Leaving all pictures aside, write out the records below precisely as given.

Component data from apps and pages
- - - -

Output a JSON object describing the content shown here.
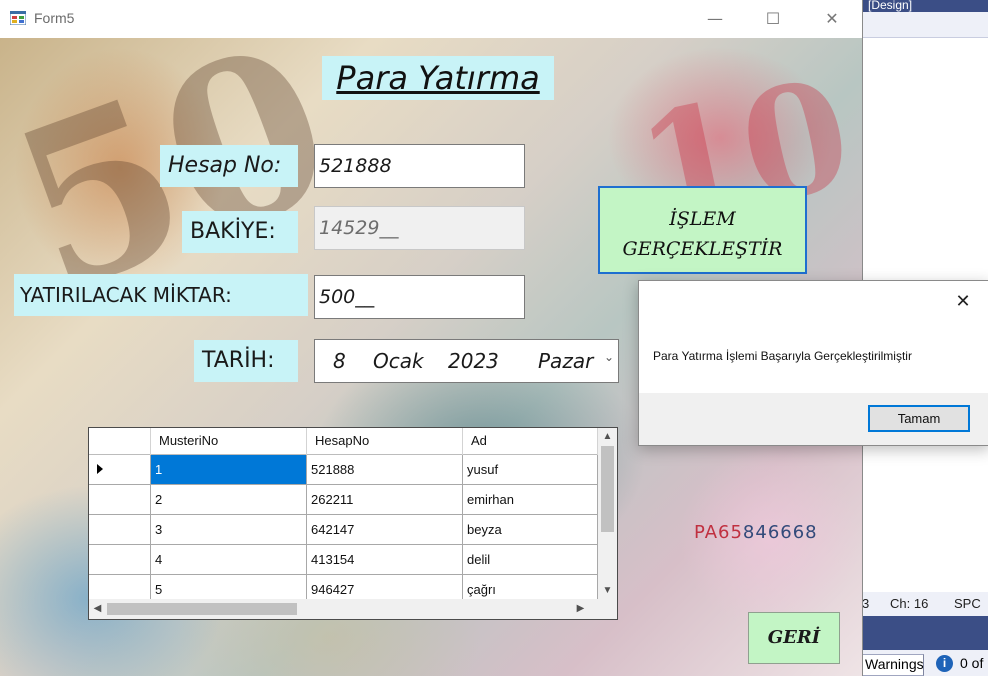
{
  "window": {
    "title": "Form5",
    "controls": {
      "minimize": "—",
      "maximize": "☐",
      "close": "✕"
    }
  },
  "ide_background": {
    "tab_title": "[Design]",
    "status": {
      "line_tail": "3",
      "column": "Ch: 16",
      "mode": "SPC"
    },
    "warnings_label": "Warnings",
    "messages_label": "0 of"
  },
  "form": {
    "page_title": "Para Yatırma",
    "labels": {
      "hesap_no": "Hesap No:",
      "bakiye": "BAKİYE:",
      "yatirilacak_miktar": "YATIRILACAK MİKTAR:",
      "tarih": "TARİH:"
    },
    "inputs": {
      "hesap_no": "521888",
      "bakiye": "14529__",
      "yatirilacak_miktar": "500__"
    },
    "date": {
      "day": "8",
      "month": "Ocak",
      "year": "2023",
      "weekday": "Pazar"
    },
    "buttons": {
      "islem_line1": "İŞLEM",
      "islem_line2": "GERÇEKLEŞTİR",
      "geri": "GERİ"
    },
    "background_text": {
      "fifty": "50",
      "ten": "10",
      "serial_prefix": "PA65",
      "serial_number": "846668"
    }
  },
  "grid": {
    "columns": [
      "MusteriNo",
      "HesapNo",
      "Ad"
    ],
    "rows": [
      [
        "1",
        "521888",
        "yusuf"
      ],
      [
        "2",
        "262211",
        "emirhan"
      ],
      [
        "3",
        "642147",
        "beyza"
      ],
      [
        "4",
        "413154",
        "delil"
      ],
      [
        "5",
        "946427",
        "çağrı"
      ]
    ],
    "selected_row": 0
  },
  "message_box": {
    "text": "Para Yatırma İşlemi Başarıyla Gerçekleştirilmiştir",
    "ok_label": "Tamam",
    "close_glyph": "✕"
  },
  "colors": {
    "label_bg": "#c8f3f7",
    "button_bg": "#c3f5c5",
    "button_focus_border": "#1e6fd0",
    "selection": "#0078d7",
    "ide_accent": "#3b4e86"
  }
}
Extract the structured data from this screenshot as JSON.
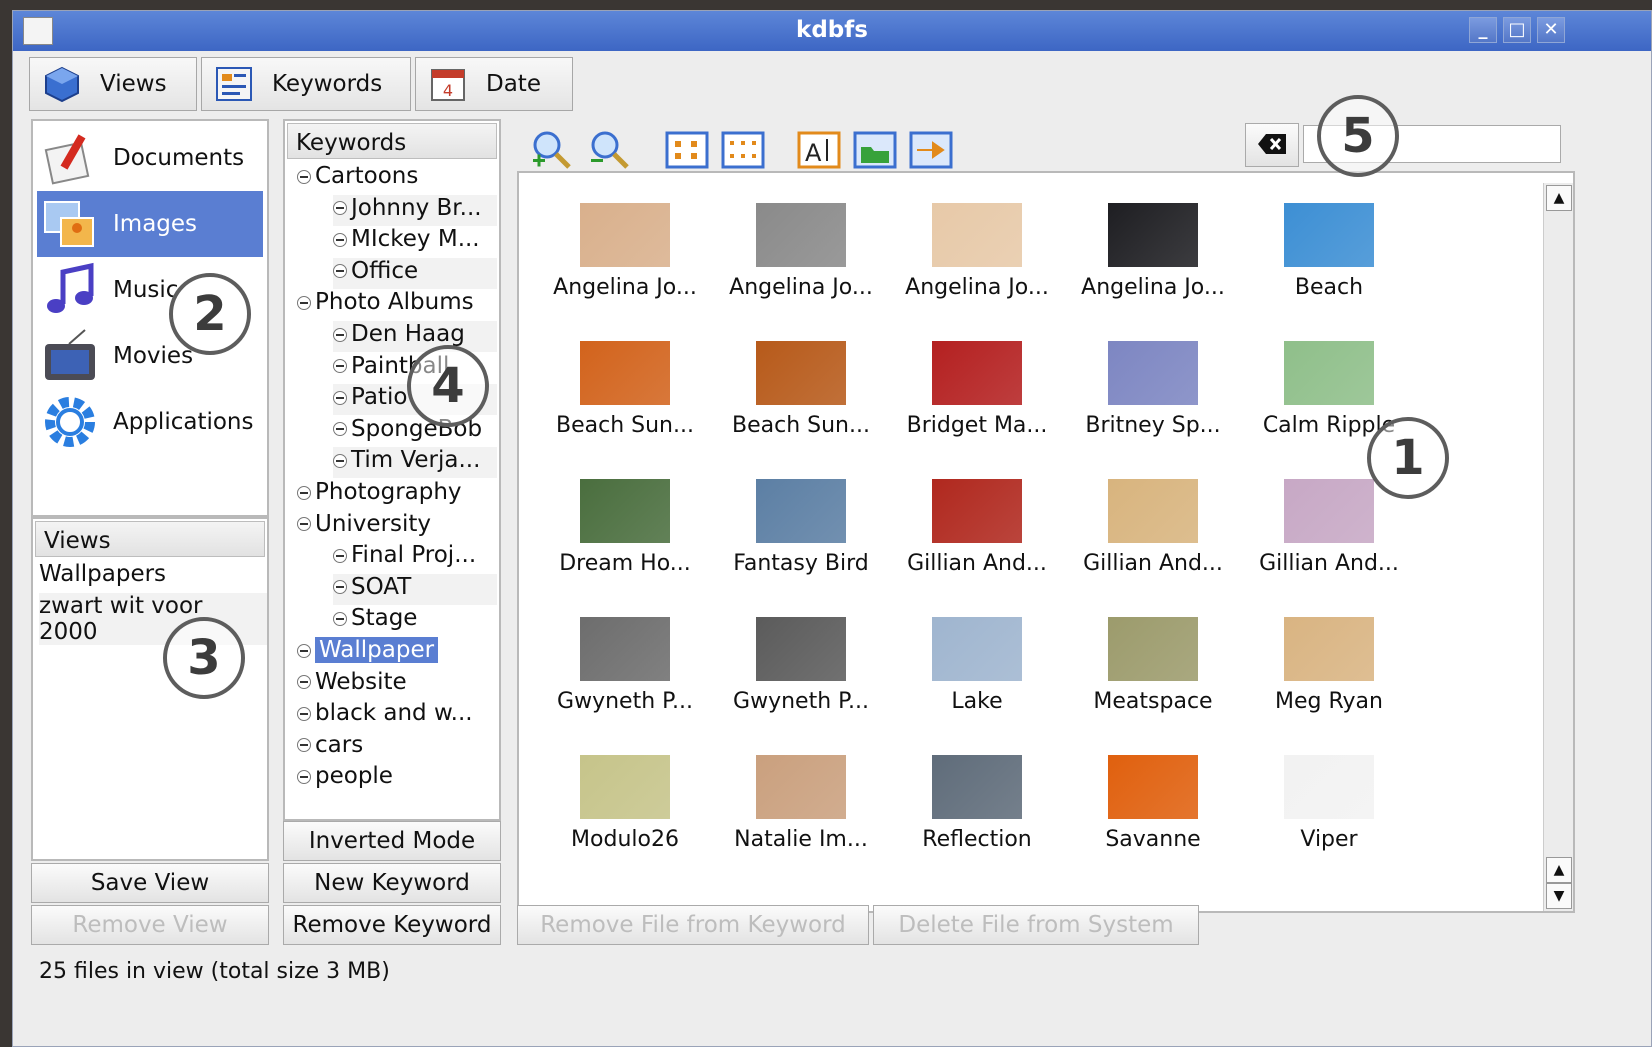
{
  "window": {
    "title": "kdbfs"
  },
  "tabs": [
    {
      "label": "Views",
      "icon": "cube-icon"
    },
    {
      "label": "Keywords",
      "icon": "keywords-icon"
    },
    {
      "label": "Date",
      "icon": "calendar-icon"
    }
  ],
  "categories": [
    {
      "label": "Documents",
      "icon": "documents-icon"
    },
    {
      "label": "Images",
      "icon": "images-icon"
    },
    {
      "label": "Music",
      "icon": "music-icon"
    },
    {
      "label": "Movies",
      "icon": "movies-icon"
    },
    {
      "label": "Applications",
      "icon": "gear-icon"
    }
  ],
  "views_panel": {
    "header": "Views",
    "items": [
      "Wallpapers",
      "zwart wit voor 2000"
    ],
    "save_button": "Save View",
    "remove_button": "Remove View"
  },
  "keywords_panel": {
    "header": "Keywords",
    "tree": [
      {
        "label": "Cartoons",
        "level": 0
      },
      {
        "label": "Johnny Br...",
        "level": 1
      },
      {
        "label": "MIckey M...",
        "level": 1
      },
      {
        "label": "Office",
        "level": 1
      },
      {
        "label": "Photo Albums",
        "level": 0
      },
      {
        "label": "Den Haag",
        "level": 1
      },
      {
        "label": "Paintball",
        "level": 1
      },
      {
        "label": "Patio",
        "level": 1
      },
      {
        "label": "SpongeBob",
        "level": 1
      },
      {
        "label": "Tim Verja...",
        "level": 1
      },
      {
        "label": "Photography",
        "level": 0
      },
      {
        "label": "University",
        "level": 0
      },
      {
        "label": "Final Proj...",
        "level": 1
      },
      {
        "label": "SOAT",
        "level": 1
      },
      {
        "label": "Stage",
        "level": 1
      },
      {
        "label": "Wallpaper",
        "level": 0
      },
      {
        "label": "Website",
        "level": 0
      },
      {
        "label": "black and w...",
        "level": 0
      },
      {
        "label": "cars",
        "level": 0
      },
      {
        "label": "people",
        "level": 0
      }
    ],
    "inverted_button": "Inverted Mode",
    "new_button": "New Keyword",
    "remove_button": "Remove Keyword"
  },
  "toolbar": [
    {
      "icon": "zoom-in-icon"
    },
    {
      "icon": "zoom-out-icon"
    },
    {
      "icon": "large-icons-view-icon"
    },
    {
      "icon": "small-icons-view-icon"
    },
    {
      "icon": "rename-icon"
    },
    {
      "icon": "folder-icon"
    },
    {
      "icon": "export-icon"
    }
  ],
  "search": {
    "clear_icon": "clear-icon",
    "value": ""
  },
  "files": [
    {
      "label": "Angelina Jo...",
      "color": "#d9b08c"
    },
    {
      "label": "Angelina Jo...",
      "color": "#8a8a8a"
    },
    {
      "label": "Angelina Jo...",
      "color": "#e7c9a8"
    },
    {
      "label": "Angelina Jo...",
      "color": "#1e1e22"
    },
    {
      "label": "Beach",
      "color": "#3d8fd4"
    },
    {
      "label": "Beach Sun...",
      "color": "#d2631c"
    },
    {
      "label": "Beach Sun...",
      "color": "#b75a1a"
    },
    {
      "label": "Bridget Ma...",
      "color": "#b42020"
    },
    {
      "label": "Britney Sp...",
      "color": "#7d86c2"
    },
    {
      "label": "Calm Ripple",
      "color": "#8fbf8a"
    },
    {
      "label": "Dream Ho...",
      "color": "#4a6e3e"
    },
    {
      "label": "Fantasy Bird",
      "color": "#5c7fa4"
    },
    {
      "label": "Gillian And...",
      "color": "#b0281e"
    },
    {
      "label": "Gillian And...",
      "color": "#d8b47e"
    },
    {
      "label": "Gillian And...",
      "color": "#c7a8c5"
    },
    {
      "label": "Gwyneth P...",
      "color": "#6d6d6d"
    },
    {
      "label": "Gwyneth P...",
      "color": "#5b5b5b"
    },
    {
      "label": "Lake",
      "color": "#9fb5cf"
    },
    {
      "label": "Meatspace",
      "color": "#9c9b6c"
    },
    {
      "label": "Meg Ryan",
      "color": "#d9b482"
    },
    {
      "label": "Modulo26",
      "color": "#c6c48a"
    },
    {
      "label": "Natalie Im...",
      "color": "#caa07e"
    },
    {
      "label": "Reflection",
      "color": "#5f6c7a"
    },
    {
      "label": "Savanne",
      "color": "#e0600e"
    },
    {
      "label": "Viper",
      "color": "#f2f2f2"
    }
  ],
  "file_actions": {
    "remove_from_keyword": "Remove File from Keyword",
    "delete_from_system": "Delete File from System"
  },
  "status": "25 files in view (total size 3 MB)",
  "callouts": [
    "1",
    "2",
    "3",
    "4",
    "5"
  ]
}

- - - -

◆ Output for this exercise ◆
Output a JSON object describing the content shown here.
{
  "window": {
    "title": "Form5",
    "controls": {
      "minimize": "—",
      "maximize": "☐",
      "close": "✕"
    }
  },
  "ide_background": {
    "tab_title": "[Design]",
    "status": {
      "line_tail": "3",
      "column": "Ch: 16",
      "mode": "SPC"
    },
    "warnings_label": "Warnings",
    "messages_label": "0 of"
  },
  "form": {
    "page_title": "Para Yatırma",
    "labels": {
      "hesap_no": "Hesap No:",
      "bakiye": "BAKİYE:",
      "yatirilacak_miktar": "YATIRILACAK MİKTAR:",
      "tarih": "TARİH:"
    },
    "inputs": {
      "hesap_no": "521888",
      "bakiye": "14529__",
      "yatirilacak_miktar": "500__"
    },
    "date": {
      "day": "8",
      "month": "Ocak",
      "year": "2023",
      "weekday": "Pazar"
    },
    "buttons": {
      "islem_line1": "İŞLEM",
      "islem_line2": "GERÇEKLEŞTİR",
      "geri": "GERİ"
    },
    "background_text": {
      "fifty": "50",
      "ten": "10",
      "serial_prefix": "PA65",
      "serial_number": "846668"
    }
  },
  "grid": {
    "columns": [
      "MusteriNo",
      "HesapNo",
      "Ad"
    ],
    "rows": [
      [
        "1",
        "521888",
        "yusuf"
      ],
      [
        "2",
        "262211",
        "emirhan"
      ],
      [
        "3",
        "642147",
        "beyza"
      ],
      [
        "4",
        "413154",
        "delil"
      ],
      [
        "5",
        "946427",
        "çağrı"
      ]
    ],
    "selected_row": 0
  },
  "message_box": {
    "text": "Para Yatırma İşlemi Başarıyla Gerçekleştirilmiştir",
    "ok_label": "Tamam",
    "close_glyph": "✕"
  },
  "colors": {
    "label_bg": "#c8f3f7",
    "button_bg": "#c3f5c5",
    "button_focus_border": "#1e6fd0",
    "selection": "#0078d7",
    "ide_accent": "#3b4e86"
  }
}
Extract the structured data from this screenshot as JSON.
{
  "window": {
    "title": "kdbfs"
  },
  "tabs": [
    {
      "label": "Views",
      "icon": "cube-icon"
    },
    {
      "label": "Keywords",
      "icon": "keywords-icon"
    },
    {
      "label": "Date",
      "icon": "calendar-icon"
    }
  ],
  "categories": [
    {
      "label": "Documents",
      "icon": "documents-icon"
    },
    {
      "label": "Images",
      "icon": "images-icon"
    },
    {
      "label": "Music",
      "icon": "music-icon"
    },
    {
      "label": "Movies",
      "icon": "movies-icon"
    },
    {
      "label": "Applications",
      "icon": "gear-icon"
    }
  ],
  "views_panel": {
    "header": "Views",
    "items": [
      "Wallpapers",
      "zwart wit voor 2000"
    ],
    "save_button": "Save View",
    "remove_button": "Remove View"
  },
  "keywords_panel": {
    "header": "Keywords",
    "tree": [
      {
        "label": "Cartoons",
        "level": 0
      },
      {
        "label": "Johnny Br...",
        "level": 1
      },
      {
        "label": "MIckey M...",
        "level": 1
      },
      {
        "label": "Office",
        "level": 1
      },
      {
        "label": "Photo Albums",
        "level": 0
      },
      {
        "label": "Den Haag",
        "level": 1
      },
      {
        "label": "Paintball",
        "level": 1
      },
      {
        "label": "Patio",
        "level": 1
      },
      {
        "label": "SpongeBob",
        "level": 1
      },
      {
        "label": "Tim Verja...",
        "level": 1
      },
      {
        "label": "Photography",
        "level": 0
      },
      {
        "label": "University",
        "level": 0
      },
      {
        "label": "Final Proj...",
        "level": 1
      },
      {
        "label": "SOAT",
        "level": 1
      },
      {
        "label": "Stage",
        "level": 1
      },
      {
        "label": "Wallpaper",
        "level": 0
      },
      {
        "label": "Website",
        "level": 0
      },
      {
        "label": "black and w...",
        "level": 0
      },
      {
        "label": "cars",
        "level": 0
      },
      {
        "label": "people",
        "level": 0
      }
    ],
    "inverted_button": "Inverted Mode",
    "new_button": "New Keyword",
    "remove_button": "Remove Keyword"
  },
  "toolbar": [
    {
      "icon": "zoom-in-icon"
    },
    {
      "icon": "zoom-out-icon"
    },
    {
      "icon": "large-icons-view-icon"
    },
    {
      "icon": "small-icons-view-icon"
    },
    {
      "icon": "rename-icon"
    },
    {
      "icon": "folder-icon"
    },
    {
      "icon": "export-icon"
    }
  ],
  "search": {
    "clear_icon": "clear-icon",
    "value": ""
  },
  "files": [
    {
      "label": "Angelina Jo...",
      "color": "#d9b08c"
    },
    {
      "label": "Angelina Jo...",
      "color": "#8a8a8a"
    },
    {
      "label": "Angelina Jo...",
      "color": "#e7c9a8"
    },
    {
      "label": "Angelina Jo...",
      "color": "#1e1e22"
    },
    {
      "label": "Beach",
      "color": "#3d8fd4"
    },
    {
      "label": "Beach Sun...",
      "color": "#d2631c"
    },
    {
      "label": "Beach Sun...",
      "color": "#b75a1a"
    },
    {
      "label": "Bridget Ma...",
      "color": "#b42020"
    },
    {
      "label": "Britney Sp...",
      "color": "#7d86c2"
    },
    {
      "label": "Calm Ripple",
      "color": "#8fbf8a"
    },
    {
      "label": "Dream Ho...",
      "color": "#4a6e3e"
    },
    {
      "label": "Fantasy Bird",
      "color": "#5c7fa4"
    },
    {
      "label": "Gillian And...",
      "color": "#b0281e"
    },
    {
      "label": "Gillian And...",
      "color": "#d8b47e"
    },
    {
      "label": "Gillian And...",
      "color": "#c7a8c5"
    },
    {
      "label": "Gwyneth P...",
      "color": "#6d6d6d"
    },
    {
      "label": "Gwyneth P...",
      "color": "#5b5b5b"
    },
    {
      "label": "Lake",
      "color": "#9fb5cf"
    },
    {
      "label": "Meatspace",
      "color": "#9c9b6c"
    },
    {
      "label": "Meg Ryan",
      "color": "#d9b482"
    },
    {
      "label": "Modulo26",
      "color": "#c6c48a"
    },
    {
      "label": "Natalie Im...",
      "color": "#caa07e"
    },
    {
      "label": "Reflection",
      "color": "#5f6c7a"
    },
    {
      "label": "Savanne",
      "color": "#e0600e"
    },
    {
      "label": "Viper",
      "color": "#f2f2f2"
    }
  ],
  "file_actions": {
    "remove_from_keyword": "Remove File from Keyword",
    "delete_from_system": "Delete File from System"
  },
  "status": "25 files in view (total size 3 MB)",
  "callouts": [
    "1",
    "2",
    "3",
    "4",
    "5"
  ]
}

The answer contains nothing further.